When I was living in Israel, I was struck by the difference between American Memorial Day and Israeli Memorial Day.
Here at home, it’s largely about BBQs and pool openings — and for me, until the last 10 years or so, it was about an extra day off from school or work. I didn’t really think about the meaning behind Memorial Day, because I was too busy splashing around or eating burgers.
In Israel, however, Memorial Day is steeped in meaning and grief. The day is spent in collective mourning: mourning for those lost in combat and for those killed in terrorist attacks. In a country where military service is compulsory and where terrorist attacks have happened with sickening frequency, everybody knows — and has cared deeply for — someone who died either in combat or in an attack.
All day long, TV programming is dedicated to telling the stories of people who had died. Parents talk about their lost children, siblings tell stories of life before their brothers or sisters died, and throughout the country, the deep sadness, loss, and grief are palpable.
I spent some time watching TV interviews with friends, and I felt gutted by what I saw. I didn’t know any of these people, and I didn’t have any personal connections to anyone who’d been killed in combat or in an attack. And yet, it was impossible not to cry.
The story that left me reeling involved a father who used to love gardening with his beloved daughter. I can’t recall whether she was killed in combat or in a terrorist attack, but I know she was in her late teens or early twenties when she died. Her father buried her on a plot of land near his house and cultivated a huge garden around her grave. He tends to it every day. “This is how we spend time together now,” he said while choking back sobs. “We used to talk while spending time in the garden every day while she was alive. I still talk to her in the garden. I do this every day.”
Peoples’ losses — and the tremendous sense of collective pain — were staggering.
The whole experience made me re-think Memorial Day. For those of us who don’t have many connections to the military, it’s easy to lose sight of what today is all about.
For me, at least, I grew up without much of any military connections. I come from a family of die-hard peacemakers, and we’re a crew full of lawyers, academics, and bookish types. By no means is my family anti-military — my maternal grandfather enlisted with the British Army before the U.S. joined World War II because he felt so strongly about taking a stand against the Third Reich — but just by virtue of my family’s career paths, I grew up without much connection to the military.
I think that, for the majority of people in the States, that’s just how life is. The military community is a world apart from civilian life, and it’s easy to compartmentalize the two.
In Israel, by contrast, that’s physically impossible. With a total population of just under 8 million (as compared to the over 313 million in the U.S.) and a mandate of compulsory military service for all 18-year-olds (versus the volunteer service model in the U.S.), nearly everyone is either active duty, in the reserves, or a veteran. There is no separation between military culture and civilian culture, because they’re inextricably linked.

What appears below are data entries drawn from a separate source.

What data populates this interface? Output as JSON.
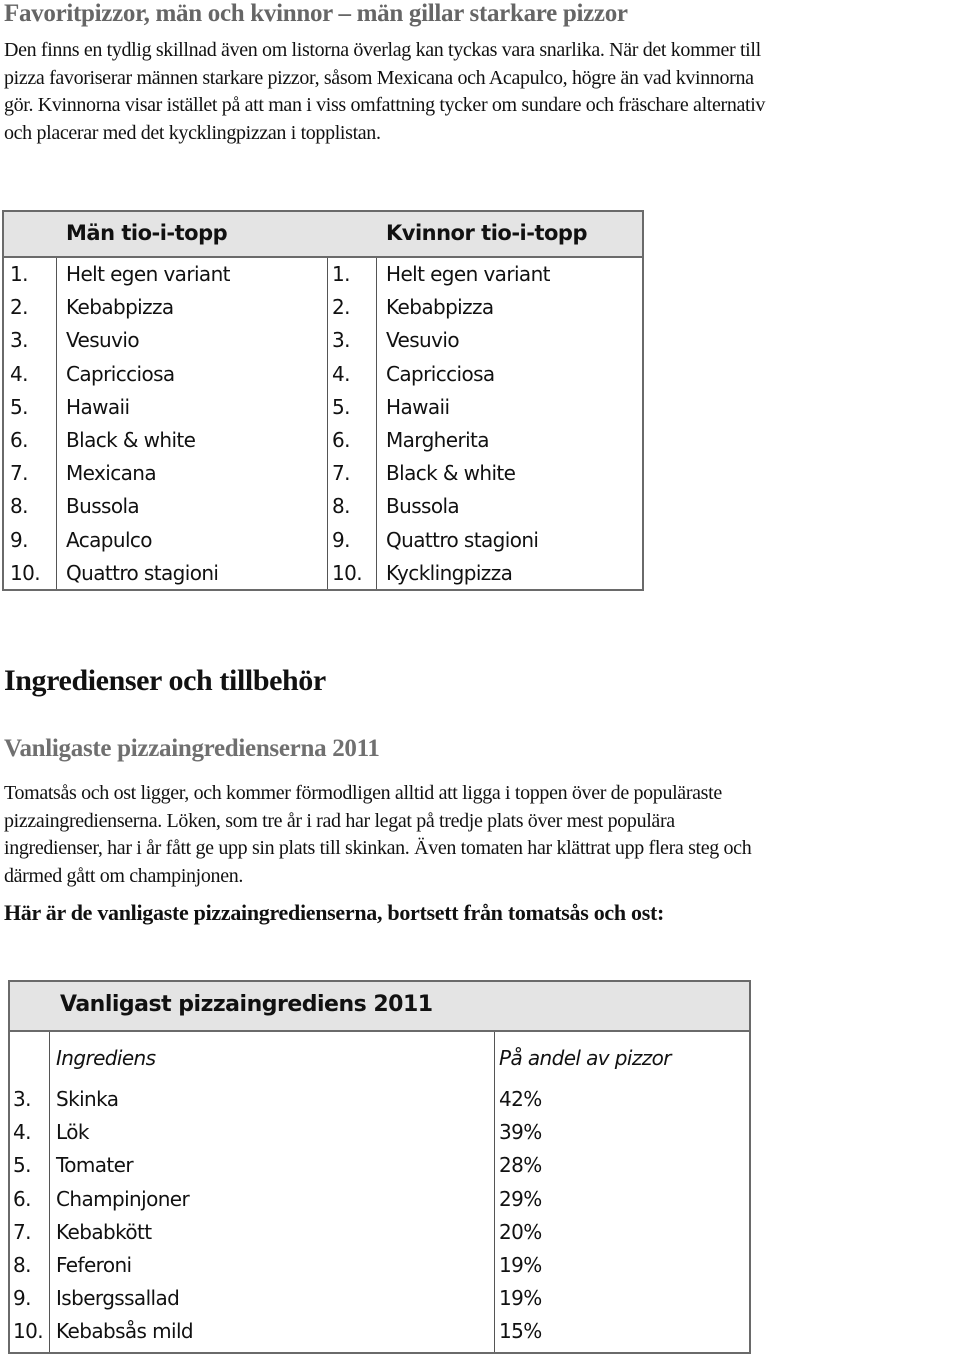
{
  "section1": {
    "title": "Favoritpizzor, män och kvinnor – män gillar starkare pizzor",
    "paragraph_lines": [
      "Den finns en tydlig skillnad även om listorna överlag kan tyckas vara snarlika. När det kommer till",
      "pizza favoriserar männen starkare pizzor, såsom Mexicana och Acapulco, högre än vad kvinnorna",
      "gör.  Kvinnorna visar istället på att man i viss omfattning tycker om sundare och fräschare alternativ",
      "och placerar med det kycklingpizzan i topplistan."
    ]
  },
  "top_ten_table": {
    "men_header": "Män tio-i-topp",
    "women_header": "Kvinnor tio-i-topp",
    "men": [
      {
        "rank": "1.",
        "name": "Helt egen variant"
      },
      {
        "rank": "2.",
        "name": "Kebabpizza"
      },
      {
        "rank": "3.",
        "name": "Vesuvio"
      },
      {
        "rank": "4.",
        "name": "Capricciosa"
      },
      {
        "rank": "5.",
        "name": "Hawaii"
      },
      {
        "rank": "6.",
        "name": "Black & white"
      },
      {
        "rank": "7.",
        "name": "Mexicana"
      },
      {
        "rank": "8.",
        "name": "Bussola"
      },
      {
        "rank": "9.",
        "name": "Acapulco"
      },
      {
        "rank": "10.",
        "name": "Quattro stagioni"
      }
    ],
    "women": [
      {
        "rank": "1.",
        "name": "Helt egen variant"
      },
      {
        "rank": "2.",
        "name": "Kebabpizza"
      },
      {
        "rank": "3.",
        "name": "Vesuvio"
      },
      {
        "rank": "4.",
        "name": "Capricciosa"
      },
      {
        "rank": "5.",
        "name": "Hawaii"
      },
      {
        "rank": "6.",
        "name": "Margherita"
      },
      {
        "rank": "7.",
        "name": "Black & white"
      },
      {
        "rank": "8.",
        "name": "Bussola"
      },
      {
        "rank": "9.",
        "name": "Quattro stagioni"
      },
      {
        "rank": "10.",
        "name": "Kycklingpizza"
      }
    ]
  },
  "section2": {
    "title": "Ingredienser och tillbehör",
    "subtitle": "Vanligaste pizzaingredienserna 2011",
    "paragraph_lines": [
      "Tomatsås och ost ligger, och kommer förmodligen alltid att ligga i toppen över de populäraste",
      "pizzaingredienserna. Löken, som tre år i rad har legat på tredje plats över mest populära",
      "ingredienser, har i år fått ge upp sin plats till skinkan. Även tomaten har klättrat upp flera steg och",
      "därmed gått om champinjonen."
    ],
    "lead": "Här är de vanligaste pizzaingredienserna, bortsett från tomatsås och ost:"
  },
  "ingredients_table": {
    "title": "Vanligast pizzaingrediens 2011",
    "col_ingredient": "Ingrediens",
    "col_share": "På andel av pizzor",
    "rows": [
      {
        "rank": "3.",
        "name": "Skinka",
        "share": "42%"
      },
      {
        "rank": "4.",
        "name": "Lök",
        "share": "39%"
      },
      {
        "rank": "5.",
        "name": "Tomater",
        "share": "28%"
      },
      {
        "rank": "6.",
        "name": "Champinjoner",
        "share": "29%"
      },
      {
        "rank": "7.",
        "name": "Kebabkött",
        "share": "20%"
      },
      {
        "rank": "8.",
        "name": "Feferoni",
        "share": "19%"
      },
      {
        "rank": "9.",
        "name": "Isbergssallad",
        "share": "19%"
      },
      {
        "rank": "10.",
        "name": "Kebabsås mild",
        "share": "15%"
      }
    ]
  }
}
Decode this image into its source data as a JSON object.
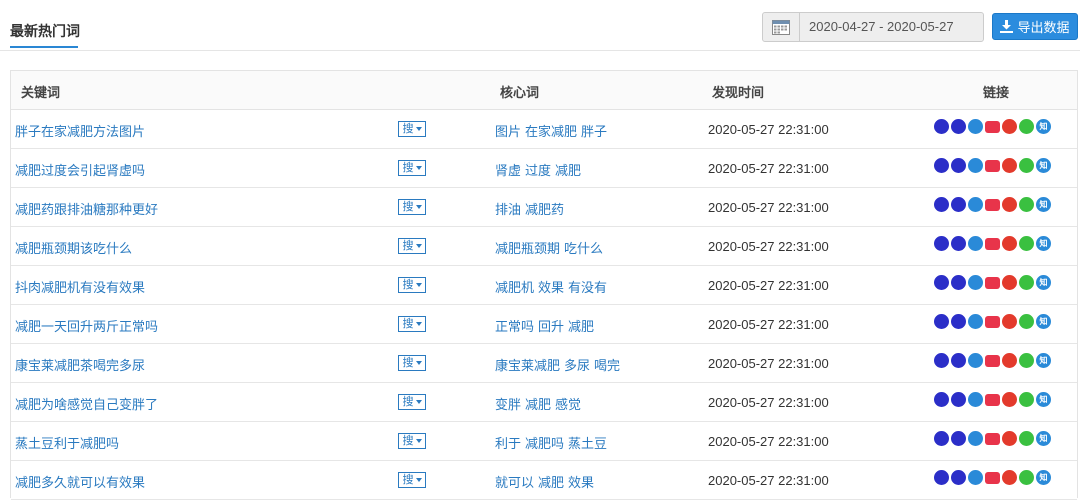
{
  "header": {
    "tab_title": "最新热门词",
    "date_range": "2020-04-27 - 2020-05-27",
    "export_label": "导出数据"
  },
  "table": {
    "columns": {
      "keyword": "关键词",
      "core": "核心词",
      "time": "发现时间",
      "links": "链接"
    },
    "search_label": "搜",
    "link_icons": [
      {
        "name": "baidu-icon",
        "glyph": "",
        "color": "#2b2ec8"
      },
      {
        "name": "360-icon",
        "glyph": "",
        "color": "#2b2ec8"
      },
      {
        "name": "sogou-icon",
        "glyph": "",
        "color": "#2a8ad8"
      },
      {
        "name": "taobao-icon",
        "glyph": "",
        "color": "#e8344a"
      },
      {
        "name": "weibo-icon",
        "glyph": "",
        "color": "#e33a2c"
      },
      {
        "name": "wechat-icon",
        "glyph": "",
        "color": "#3ac040"
      },
      {
        "name": "zhihu-icon",
        "glyph": "知",
        "color": "#2a8ad8"
      }
    ],
    "rows": [
      {
        "keyword": "胖子在家减肥方法图片",
        "core": [
          "图片",
          "在家减肥",
          "胖子"
        ],
        "time": "2020-05-27 22:31:00"
      },
      {
        "keyword": "减肥过度会引起肾虚吗",
        "core": [
          "肾虚",
          "过度",
          "减肥"
        ],
        "time": "2020-05-27 22:31:00"
      },
      {
        "keyword": "减肥药跟排油糖那种更好",
        "core": [
          "排油",
          "减肥药"
        ],
        "time": "2020-05-27 22:31:00"
      },
      {
        "keyword": "减肥瓶颈期该吃什么",
        "core": [
          "减肥瓶颈期",
          "吃什么"
        ],
        "time": "2020-05-27 22:31:00"
      },
      {
        "keyword": "抖肉减肥机有没有效果",
        "core": [
          "减肥机",
          "效果",
          "有没有"
        ],
        "time": "2020-05-27 22:31:00"
      },
      {
        "keyword": "减肥一天回升两斤正常吗",
        "core": [
          "正常吗",
          "回升",
          "减肥"
        ],
        "time": "2020-05-27 22:31:00"
      },
      {
        "keyword": "康宝莱减肥茶喝完多尿",
        "core": [
          "康宝莱减肥",
          "多尿",
          "喝完"
        ],
        "time": "2020-05-27 22:31:00"
      },
      {
        "keyword": "减肥为啥感觉自己变胖了",
        "core": [
          "变胖",
          "减肥",
          "感觉"
        ],
        "time": "2020-05-27 22:31:00"
      },
      {
        "keyword": "蒸土豆利于减肥吗",
        "core": [
          "利于",
          "减肥吗",
          "蒸土豆"
        ],
        "time": "2020-05-27 22:31:00"
      },
      {
        "keyword": "减肥多久就可以有效果",
        "core": [
          "就可以",
          "减肥",
          "效果"
        ],
        "time": "2020-05-27 22:31:00"
      }
    ]
  }
}
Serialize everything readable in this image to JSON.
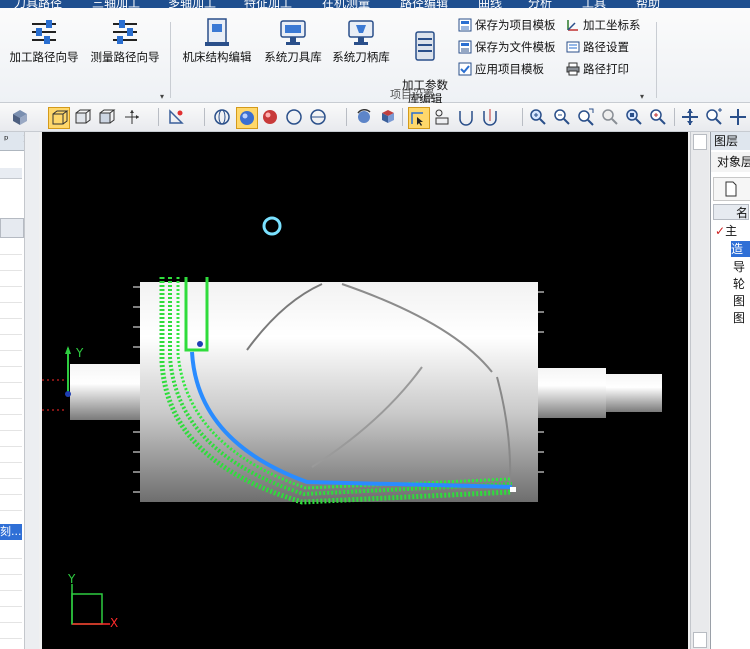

Israeli Memorial Day made me completely re-think how I go about commemorating the same holiday when Stateside. While I’m never one to turn down a day off or a good BBQ — and although I’m embedded in American civilian culture — I promised myself that I’d make a point of changing my perspective on American Memorial Day.
As it turns out, that became incredibly easy to do once I came home. Through the course of my studies and my career, I’ve become close friends with people who are either on active duty or are veterans. One of my favorite people — who happened to be my roommate while I was living in Jerusalem — is a Medivac helicopter pilot in the Army. Two of the most awesome guys I met during grad school are an Army Colonel and a former Marine. I reconnected with a friend from junior high who’s now married to an Apache pilot.
Although I remain very much a civilian (I mean, really, can anyone imagine me in the military? Me neither.), my life is now entwined with — and immeasurably enriched by — the service and sacrifices of these friends. Knowing that they’ve lost friends of their own, whether in combat or afterwards as a result of PTSD, brings an entirely new level of meaning to Memorial Day.
While it’s admittedly strange that living in a foreign country would completely alter the way I approach Memorial Day, my year in Israel did just that. (Seriously, that year changed me in ways I never anticipated. I wouldn’t trade it for anything in the world.)
So, to those who serve, to those who hold down the fort at home while your spouses are deployed, and especially to those who’ve lost loved ones in the line of duty: thank you.